▸ Exercise directions:
Leave out the pictures and print the rest of the entries exactly as they stand.

▸ Data supplied:
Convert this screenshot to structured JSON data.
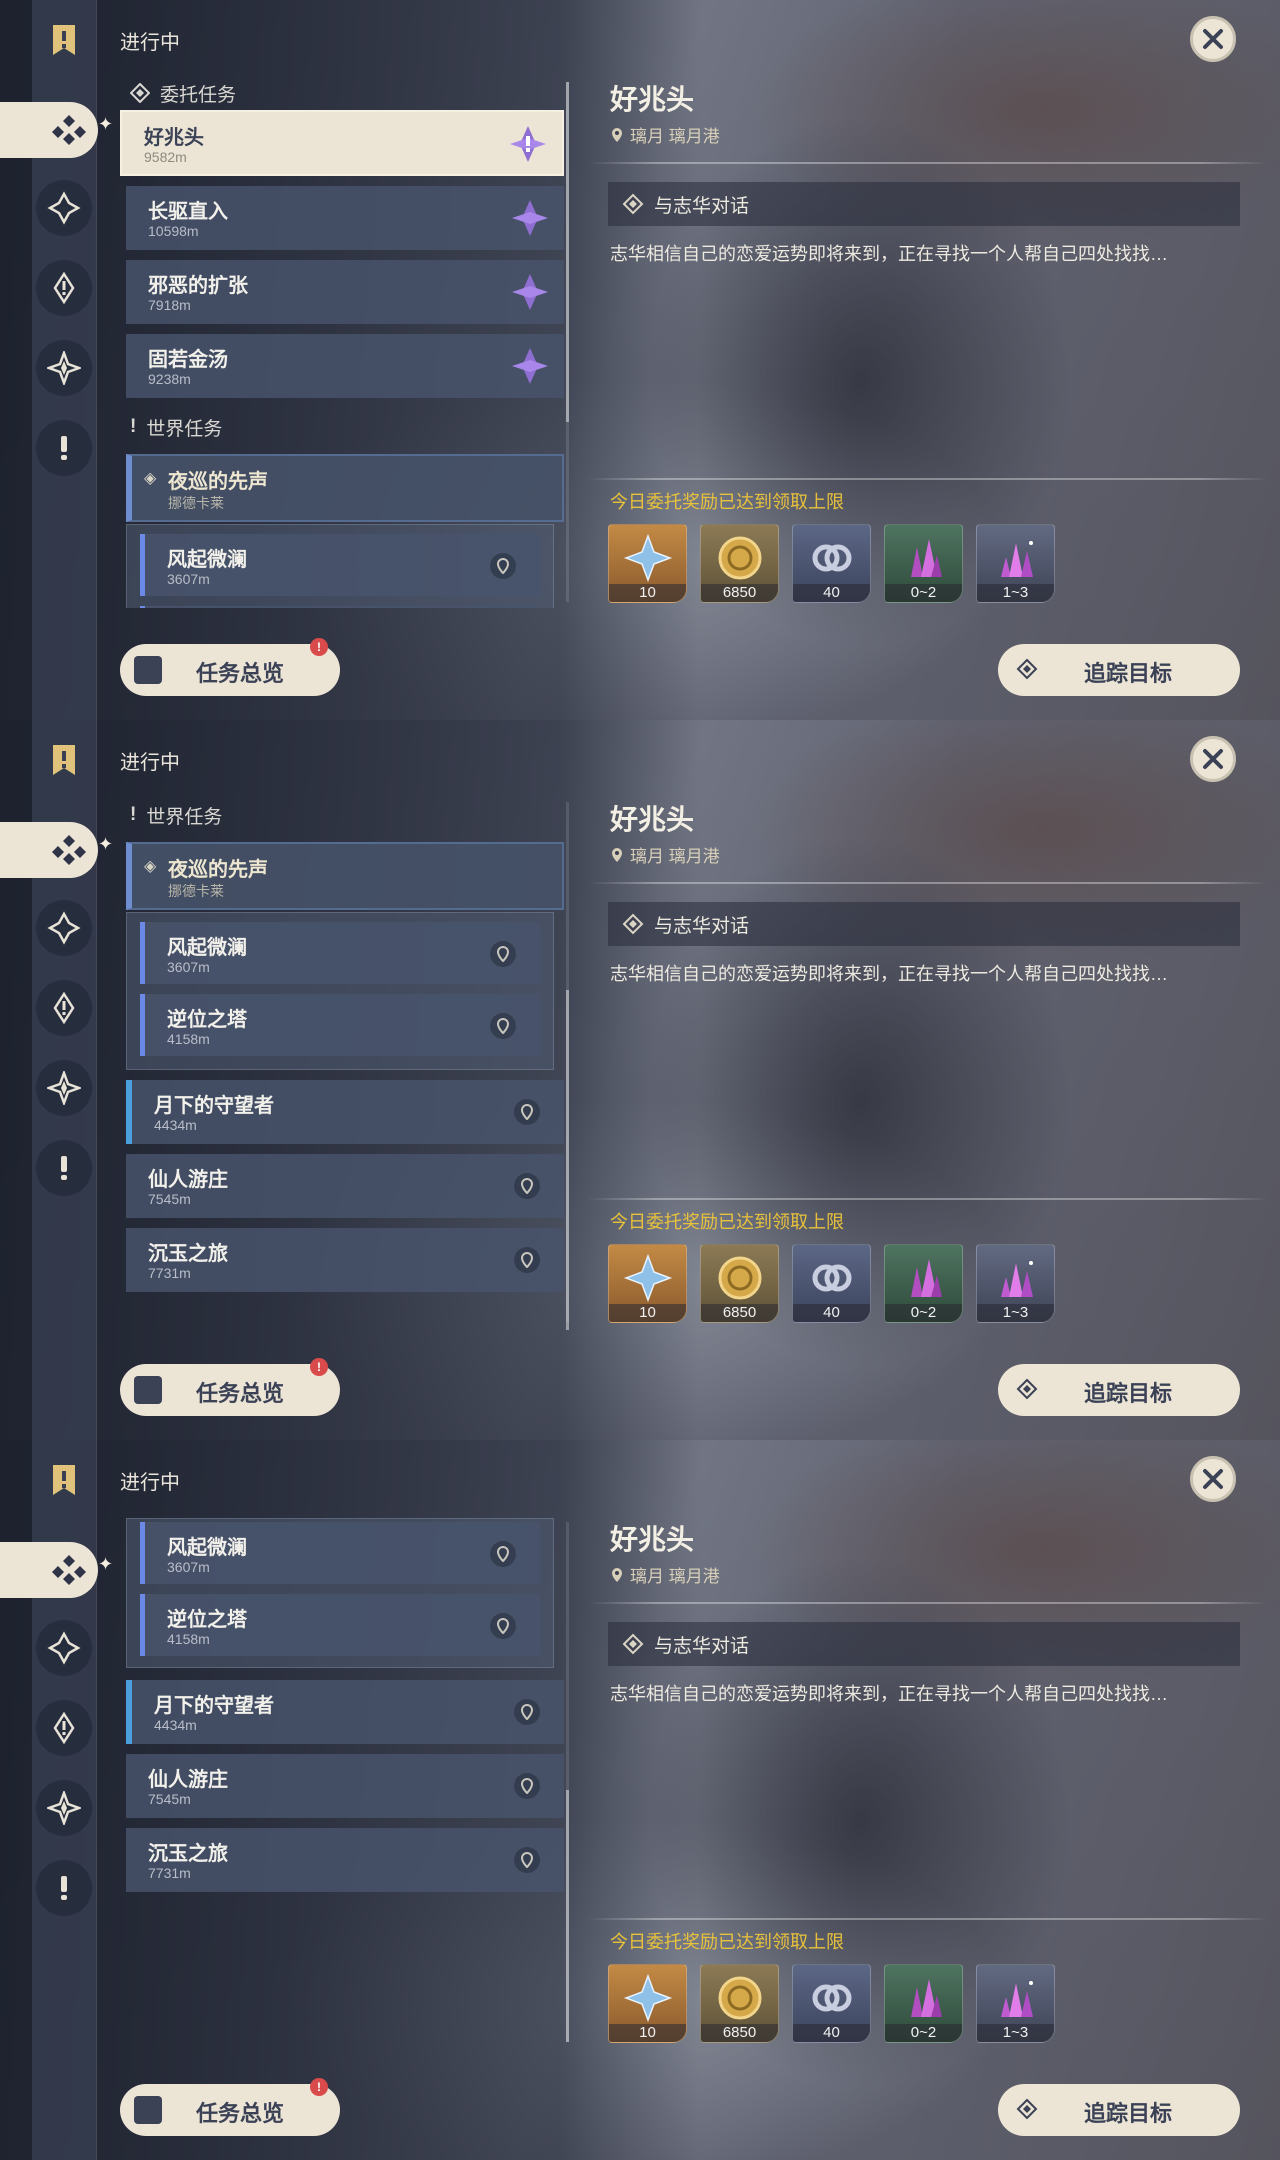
{
  "header": {
    "title": "进行中"
  },
  "sections": {
    "commission": "委托任务",
    "world": "世界任务"
  },
  "commissions": [
    {
      "title": "好兆头",
      "dist": "9582m"
    },
    {
      "title": "长驱直入",
      "dist": "10598m"
    },
    {
      "title": "邪恶的扩张",
      "dist": "7918m"
    },
    {
      "title": "固若金汤",
      "dist": "9238m"
    }
  ],
  "world_main": {
    "title": "夜巡的先声",
    "sub": "挪德卡莱"
  },
  "world_subs": [
    {
      "title": "风起微澜",
      "dist": "3607m"
    },
    {
      "title": "逆位之塔",
      "dist": "4158m"
    }
  ],
  "world_others": [
    {
      "title": "月下的守望者",
      "dist": "4434m"
    },
    {
      "title": "仙人游庄",
      "dist": "7545m"
    },
    {
      "title": "沉玉之旅",
      "dist": "7731m"
    }
  ],
  "detail": {
    "title": "好兆头",
    "location": "璃月 璃月港",
    "objective": "与志华对话",
    "description": "志华相信自己的恋爱运势即将来到，正在寻找一个人帮自己四处找找…",
    "limit_notice": "今日委托奖励已达到领取上限",
    "rewards": [
      {
        "icon": "adventure-exp-icon",
        "count": "10",
        "color": "#b4773a"
      },
      {
        "icon": "mora-icon",
        "count": "6850",
        "color": "#a27f3e"
      },
      {
        "icon": "friendship-exp-icon",
        "count": "40",
        "color": "#55617d"
      },
      {
        "icon": "crystal-icon",
        "count": "0~2",
        "color": "#4f6f5c"
      },
      {
        "icon": "primogem-shard-icon",
        "count": "1~3",
        "color": "#5b6074"
      }
    ]
  },
  "buttons": {
    "overview": "任务总览",
    "overview_badge": "!",
    "track": "追踪目标"
  }
}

▸ Exercise answer:
Convert this screenshot to structured JSON data.
{
  "header": {
    "title": "进行中"
  },
  "sections": {
    "commission": "委托任务",
    "world": "世界任务"
  },
  "commissions": [
    {
      "title": "好兆头",
      "dist": "9582m"
    },
    {
      "title": "长驱直入",
      "dist": "10598m"
    },
    {
      "title": "邪恶的扩张",
      "dist": "7918m"
    },
    {
      "title": "固若金汤",
      "dist": "9238m"
    }
  ],
  "world_main": {
    "title": "夜巡的先声",
    "sub": "挪德卡莱"
  },
  "world_subs": [
    {
      "title": "风起微澜",
      "dist": "3607m"
    },
    {
      "title": "逆位之塔",
      "dist": "4158m"
    }
  ],
  "world_others": [
    {
      "title": "月下的守望者",
      "dist": "4434m"
    },
    {
      "title": "仙人游庄",
      "dist": "7545m"
    },
    {
      "title": "沉玉之旅",
      "dist": "7731m"
    }
  ],
  "detail": {
    "title": "好兆头",
    "location": "璃月 璃月港",
    "objective": "与志华对话",
    "description": "志华相信自己的恋爱运势即将来到，正在寻找一个人帮自己四处找找…",
    "limit_notice": "今日委托奖励已达到领取上限",
    "rewards": [
      {
        "icon": "adventure-exp-icon",
        "count": "10",
        "color": "#b4773a"
      },
      {
        "icon": "mora-icon",
        "count": "6850",
        "color": "#a27f3e"
      },
      {
        "icon": "friendship-exp-icon",
        "count": "40",
        "color": "#55617d"
      },
      {
        "icon": "crystal-icon",
        "count": "0~2",
        "color": "#4f6f5c"
      },
      {
        "icon": "primogem-shard-icon",
        "count": "1~3",
        "color": "#5b6074"
      }
    ]
  },
  "buttons": {
    "overview": "任务总览",
    "overview_badge": "!",
    "track": "追踪目标"
  }
}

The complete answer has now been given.